Why is our boasting pointless and excluded? By the law of faith. Compared to the salvation we receive, compared to the justification we receive before God through faith in Jesus, compared to this, our own boasting is excluded. As we read, God justifies the circumcised by faith and the uncircumcised by faith, too, not through anything we do.

Paul tells us that God is the God of the Jews and the Gentiles, basically, the God of everyone. God’s law for His people of old always looked forward to the good news of justification by faith alone, apart from deeds, as we will see tomorrow. That’s why Paul can write that the faith we have upholds the law, as we are living the life that God always wanted for His people, a life of faith, and we are living the life now that was always promised and designed from old. 

Part of that is not boasting in anything other than what Jesus has done, what Jesus has done for you, and what Jesus will do for us all in the coming time. 


Point to ponder – Am I boasting in my own efforts of righteousness?


Prayer – Father, forgive me for those times when I may have boasted, maybe even without knowing, about my own earthly efforts of righteousness. I know you are a merciful God, I know you are a God who forgives, and I know you love me. Help me to only boast in the cross of Christ and nothing else. Amen.

Romans 3.19-26 – Sola Fide

When Martin Luther kick started the Protestant Reformation over 500 years ago, much of what he was arguing for was true Biblical Christianity, basically, that we should be turning to the Word of God alone to say what is what.

What came out of the Reformation, in terms of principles, can be summarised in five solas, one of which is sola fide, or, faith alone.

How important is sola fide? Well, Luther said that it is “the article with and by which the church stands.”

In this wonderful passage from Romans 3, Paul talks about sola fide for our salvation,

19 Now we know that whatever the law says it speaks to those who are under the law, so that every mouth may be stopped, and the whole world may be held accountable to God. 

20 For by works of the law no human being will be justified in his sight, since through the law comes knowledge of sin.

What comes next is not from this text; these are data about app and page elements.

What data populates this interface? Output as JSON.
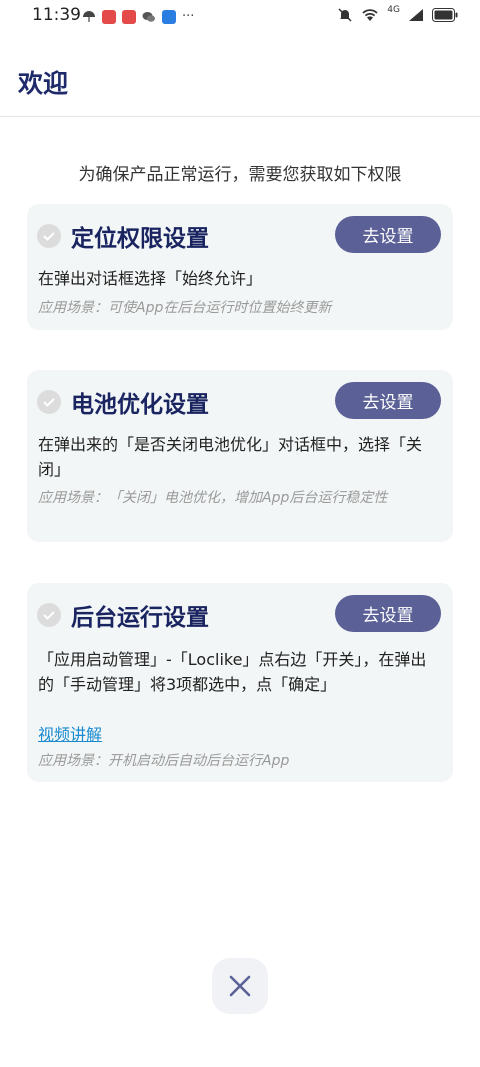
{
  "status_bar": {
    "time": "11:39",
    "more": "···",
    "network": "4G"
  },
  "header": {
    "title": "欢迎"
  },
  "intro": "为确保产品正常运行，需要您获取如下权限",
  "cards": [
    {
      "title": "定位权限设置",
      "button": "去设置",
      "description": "在弹出对话框选择「始终允许」",
      "scene": "应用场景：可使App在后台运行时位置始终更新"
    },
    {
      "title": "电池优化设置",
      "button": "去设置",
      "description": "在弹出来的「是否关闭电池优化」对话框中，选择「关闭」",
      "scene": "应用场景：「关闭」电池优化，增加App后台运行稳定性"
    },
    {
      "title": "后台运行设置",
      "button": "去设置",
      "description": "「应用启动管理」-「Loclike」点右边「开关」，在弹出的「手动管理」将3项都选中，点「确定」",
      "link": "视频讲解",
      "scene": "应用场景：开机启动后自动后台运行App"
    }
  ],
  "colors": {
    "title": "#1f2a6b",
    "button_bg": "#5b6196",
    "card_bg": "#f3f6f6",
    "link": "#1a8bd0"
  }
}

21 But now the righteousness of God has been manifested apart from the law, although the Law and the Prophets bear witness to it— 22 the righteousness of God through faith in Jesus Christ for all who believe. For there is no distinction: 23 for all have sinned and fall short of the glory of God, 24 and are justified by his grace as a gift, through the redemption that is in Christ Jesus, 25 whom God put forward as a propitiation by his blood, to be received by faith. This was to show God’s righteousness, because in his divine forbearance he had passed over former sins. 26 It was to show his righteousness at the present time, so that he might be just and the justifier of the one who has faith in Jesus.

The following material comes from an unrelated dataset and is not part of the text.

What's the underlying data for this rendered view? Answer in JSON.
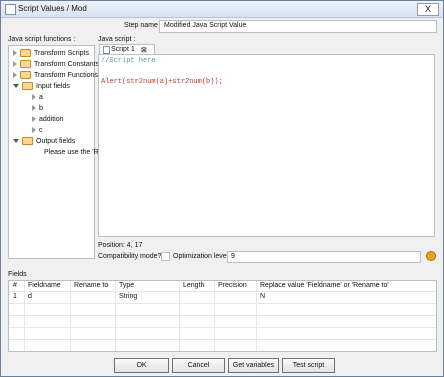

What else is there to say here aside from sola fide? Paul is so clear! 

…by works of the law no human being will be justified in his sight…

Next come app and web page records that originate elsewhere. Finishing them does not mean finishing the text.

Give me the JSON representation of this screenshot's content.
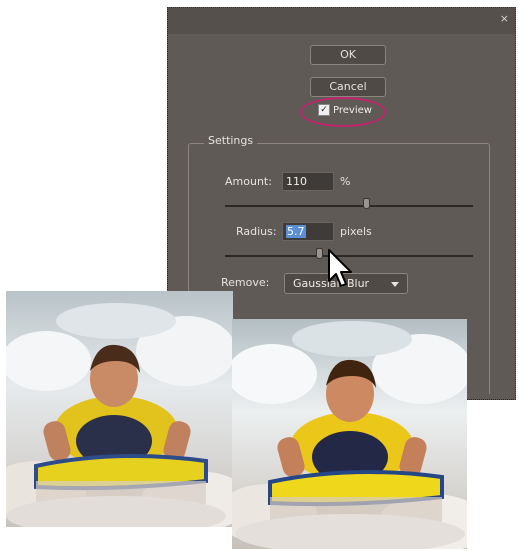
{
  "dialog": {
    "close_glyph": "×",
    "ok_label": "OK",
    "cancel_label": "Cancel",
    "preview_label": "Preview",
    "preview_checked": true,
    "settings_title": "Settings",
    "amount": {
      "label": "Amount:",
      "value": "110",
      "unit": "%",
      "slider_fraction": 0.57
    },
    "radius": {
      "label": "Radius:",
      "value": "5.7",
      "unit": "pixels",
      "slider_fraction": 0.38
    },
    "remove": {
      "label": "Remove:",
      "selected": "Gaussian Blur"
    }
  },
  "colors": {
    "dialog_bg": "#5f5a55",
    "highlight_ring": "#c0246a",
    "selection": "#5a8fd6"
  },
  "icons": [
    "close-icon",
    "check-icon",
    "dropdown-arrow-icon",
    "mouse-cursor-icon"
  ]
}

…the righteousness of God has been manifested apart from the law…

…justified by his grace as a gift…

…the righteousness of God through faith in Jesus Christ for all who believe…

…all are justified bu his grace as a giftthrough the redemption that is in Christ Jesus whom God put forward as a propitiation by his blood, to be received by faith…

…of the one who has faith in Jesus…

We would certainly have to agree with Luther when he said that the church stands on this; we are saved by grace alone through faith alone.

Good works are never going to save us or get us closer to God – for sure, the good works come when we are saved, we feel compelled to do good, to serve others, to have our love come out in service to others (Hebrews 6.10) – but bottom line we are saved by sola gratia, sola fide.


Point to ponder – Am I doing things each day to try and earn God’s favour?


Prayer – Father we know we are able to confidently come to you in prayer only because Jesus stands between us as our perfect high priest, and it is by faith in Him alone, and through your unending grace alone that we are saved. Help us to know this for sure today, help us put no energy into being righteous by our own efforts and trust wholly in your provision for our justification, our ongoing sanctification, and our ultimate glorification. Amen.